Leafhoppers belong to one of the largest families of plant-feeding insects with approximately 20,000 currently described species. More species are being discovered almost daily. Some entomologists suspect there may be 100,000 species in the world. They are near relatives of cicadas and distant relatives of aphids.
Females lay eggs in plant tissues such as leaves. These eggs may stay dormant for up to a year, or develop and hatch in a few weeks. Young leafhopper nymphs molt (shed their exoskeleton) five times before becoming adults. Most leafhoppers live only for a few months; but there may be several generations per year. Some species can overwinter in protected places such as bark crevices, walls, etc., and others migrate south.
Leafhoppers are plant feeders with piercing-sucking mouthparts. They insert their needle and straw-like mouthparts into a plant and then suck the sap out. While they are feeding, they usually infect a plant with a virus, causing long-term damage or death to the plant. These viral infections rarely have a control, so farmers can incur significant economic losses. Leafhoppers are pests in grapevines, beets and other agricultural crops. Home gardeners can lose many garden plants too. Since these insects hop, move rapidly and also fly, they are hard to control with an insecticide.
The damage from leafhopper feeding looks like small white spots on the upper surface of leaves. These spots may grow together causing larger blotches on mature leaves. Sometime leaf margins will dry up and eventually the whole leaf may turn brown. Growing tips may be stunted and deformed.
I suspect the surge in leafhoppers is what the University of California Cooperative Extension Master Gardeners call “transitory insect invasion.” These insects are on the move because it’s the end of the season. They are migrating from host plants now that their food source has dried up. It’s simply a matter of chance where they settle. I was just lucky they came to our house. I will keep on squishing them or using the vacuum to eliminate them. Soon they will be gone, until next spring.

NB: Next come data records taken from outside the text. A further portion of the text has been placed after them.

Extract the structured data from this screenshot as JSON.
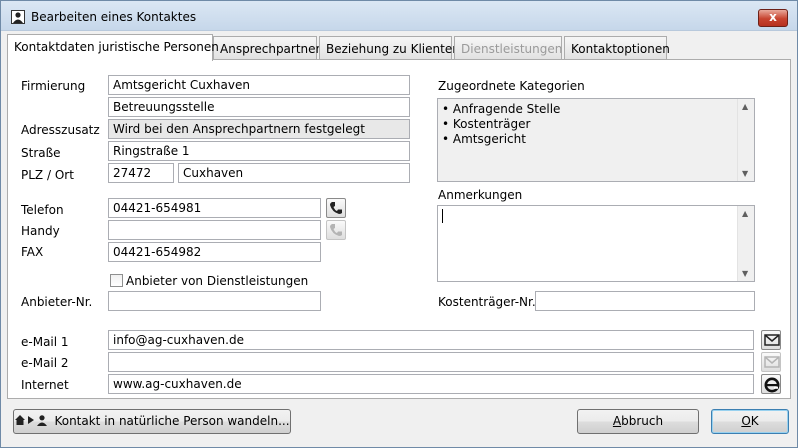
{
  "window": {
    "title": "Bearbeiten eines Kontaktes",
    "close_label": "x"
  },
  "tabs": [
    {
      "label": "Kontaktdaten juristische Personen",
      "active": true
    },
    {
      "label": "Ansprechpartner"
    },
    {
      "label": "Beziehung zu Klienten"
    },
    {
      "label": "Dienstleistungen",
      "disabled": true
    },
    {
      "label": "Kontaktoptionen"
    }
  ],
  "form": {
    "firmierung_label": "Firmierung",
    "firmierung1": "Amtsgericht Cuxhaven",
    "firmierung2": "Betreuungsstelle",
    "adresszusatz_label": "Adresszusatz",
    "adresszusatz": "Wird bei den Ansprechpartnern festgelegt",
    "strasse_label": "Straße",
    "strasse": "Ringstraße 1",
    "plz_ort_label": "PLZ / Ort",
    "plz": "27472",
    "ort": "Cuxhaven",
    "telefon_label": "Telefon",
    "telefon": "04421-654981",
    "handy_label": "Handy",
    "handy": "",
    "fax_label": "FAX",
    "fax": "04421-654982",
    "anbieter_checkbox_label": "Anbieter von Dienstleistungen",
    "anbieter_nr_label": "Anbieter-Nr.",
    "anbieter_nr": "",
    "kategorien_label": "Zugeordnete Kategorien",
    "kategorien": [
      "Anfragende Stelle",
      "Kostenträger",
      "Amtsgericht"
    ],
    "anmerkungen_label": "Anmerkungen",
    "anmerkungen": "",
    "kostentraeger_label": "Kostenträger-Nr.",
    "kostentraeger": "",
    "email1_label": "e-Mail 1",
    "email1": "info@ag-cuxhaven.de",
    "email2_label": "e-Mail 2",
    "email2": "",
    "internet_label": "Internet",
    "internet": "www.ag-cuxhaven.de"
  },
  "footer": {
    "convert_label": "Kontakt in natürliche Person wandeln...",
    "cancel_hotkey": "A",
    "cancel_rest": "bbruch",
    "ok_hotkey": "O",
    "ok_rest": "K"
  }
}
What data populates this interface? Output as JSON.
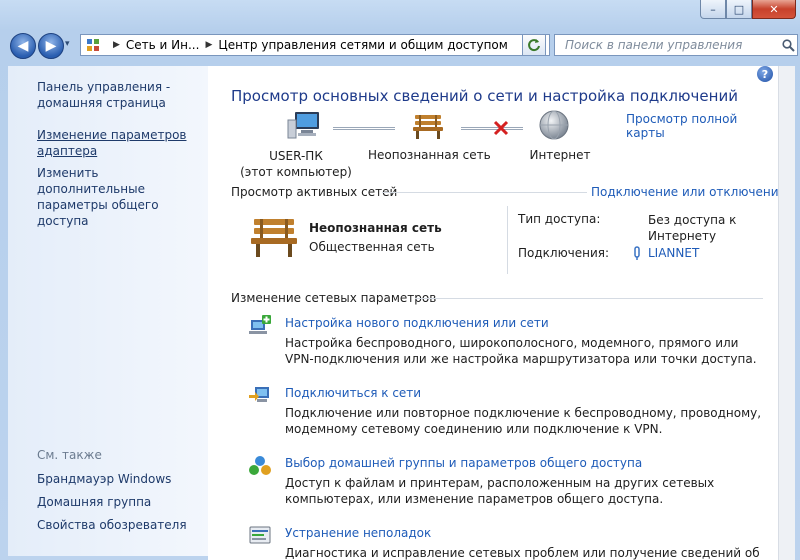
{
  "window": {
    "minimize_glyph": "–",
    "maximize_glyph": "□",
    "close_glyph": "✕"
  },
  "navigation": {
    "back_glyph": "◀",
    "forward_glyph": "▶",
    "recent_glyph": "▾",
    "breadcrumb": [
      "Сеть и Ин...",
      "Центр управления сетями и общим доступом"
    ],
    "search_placeholder": "Поиск в панели управления"
  },
  "sidebar": {
    "home_link": "Панель управления - домашняя страница",
    "adapter_link": "Изменение параметров адаптера",
    "sharing_link": "Изменить дополнительные параметры общего доступа",
    "see_also_title": "См. также",
    "see_also": [
      "Брандмауэр Windows",
      "Домашняя группа",
      "Свойства обозревателя"
    ]
  },
  "main": {
    "title": "Просмотр основных сведений о сети и настройка подключений",
    "full_map_link": "Просмотр полной карты",
    "map": {
      "computer_name": "USER-ПК",
      "computer_sub": "(этот компьютер)",
      "network": "Неопознанная сеть",
      "internet": "Интернет"
    },
    "active_networks": {
      "heading": "Просмотр активных сетей",
      "connect_link": "Подключение или отключение",
      "network_name": "Неопознанная сеть",
      "network_type": "Общественная сеть",
      "access_label": "Тип доступа:",
      "access_value": "Без доступа к Интернету",
      "connections_label": "Подключения:",
      "connection_value": "LIANNET"
    },
    "change_settings": {
      "heading": "Изменение сетевых параметров",
      "tasks": [
        {
          "title": "Настройка нового подключения или сети",
          "desc": "Настройка беспроводного, широкополосного, модемного, прямого или VPN-подключения или же настройка маршрутизатора или точки доступа."
        },
        {
          "title": "Подключиться к сети",
          "desc": "Подключение или повторное подключение к беспроводному, проводному, модемному сетевому соединению или подключение к VPN."
        },
        {
          "title": "Выбор домашней группы и параметров общего доступа",
          "desc": "Доступ к файлам и принтерам, расположенным на других сетевых компьютерах, или изменение параметров общего доступа."
        },
        {
          "title": "Устранение неполадок",
          "desc": "Диагностика и исправление сетевых проблем или получение сведений об"
        }
      ]
    }
  },
  "help": {
    "glyph": "?"
  },
  "colors": {
    "link": "#1e5bb8",
    "title": "#1e3a8a",
    "error": "#d42020"
  }
}
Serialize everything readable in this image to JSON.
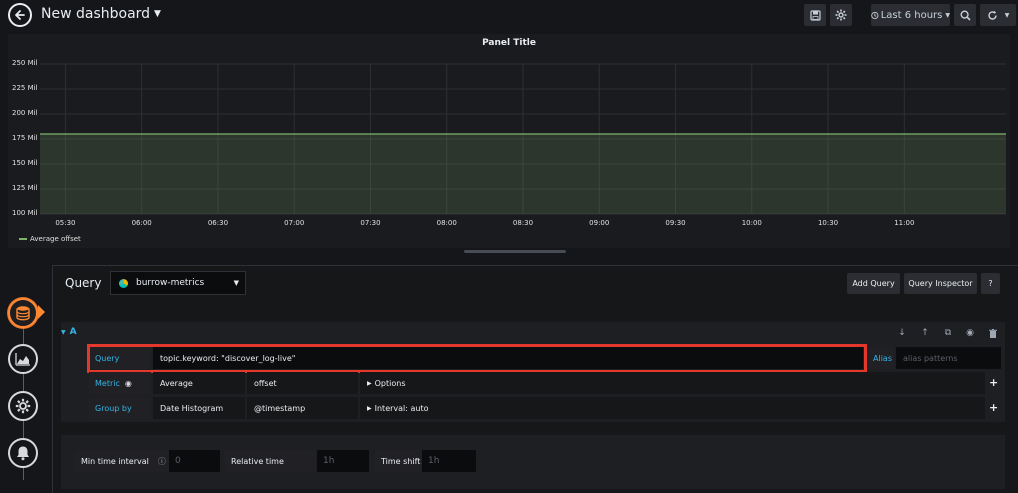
{
  "navbar": {
    "title": "New dashboard",
    "time_range": "Last 6 hours"
  },
  "panel": {
    "title": "Panel Title",
    "resize_handle": "panel-resize"
  },
  "chart_data": {
    "type": "area",
    "title": "Panel Title",
    "y_ticks": [
      "250 Mil",
      "225 Mil",
      "200 Mil",
      "175 Mil",
      "150 Mil",
      "125 Mil",
      "100 Mil"
    ],
    "x_ticks": [
      "05:30",
      "06:00",
      "06:30",
      "07:00",
      "07:30",
      "08:00",
      "08:30",
      "09:00",
      "09:30",
      "10:00",
      "10:30",
      "11:00"
    ],
    "ylim": [
      100,
      250
    ],
    "grid": true,
    "legend_placement": "bottom-left",
    "series": [
      {
        "name": "Average offset",
        "color": "#7eb26d",
        "x": [
          "05:20",
          "11:40"
        ],
        "values": [
          180,
          180
        ]
      }
    ]
  },
  "editor": {
    "query_label": "Query",
    "datasource": "burrow-metrics",
    "buttons": {
      "add_query": "Add Query",
      "query_inspector": "Query Inspector",
      "help": "?"
    },
    "query_row": {
      "ref_id": "A",
      "query_label": "Query",
      "query_value": "topic.keyword: \"discover_log-live\"",
      "alias_label": "Alias",
      "alias_placeholder": "alias patterns",
      "metric_label": "Metric",
      "metric_type": "Average",
      "metric_field": "offset",
      "metric_options": "Options",
      "groupby_label": "Group by",
      "groupby_type": "Date Histogram",
      "groupby_field": "@timestamp",
      "groupby_interval": "Interval: auto"
    },
    "options": {
      "min_interval_label": "Min time interval",
      "min_interval_placeholder": "0",
      "relative_time_label": "Relative time",
      "relative_time_placeholder": "1h",
      "time_shift_label": "Time shift",
      "time_shift_placeholder": "1h"
    }
  },
  "icons": {
    "back": "arrow-left-icon",
    "save": "save-icon",
    "settings": "gear-icon",
    "clock": "clock-icon",
    "zoom": "search-icon",
    "refresh": "refresh-icon",
    "queries": "database-icon",
    "visualization": "chart-icon",
    "general": "gear-icon",
    "alert": "bell-icon"
  },
  "colors": {
    "accent": "#33b5e5",
    "active_rail": "#ff8833",
    "series": "#7eb26d",
    "highlight_box": "#e3382b"
  }
}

JoAnne Skelly is Associate Professor & Extension Educator, Emerita at University of Nevada Cooperative Extension. She can be reached at firstname.lastname@example.org.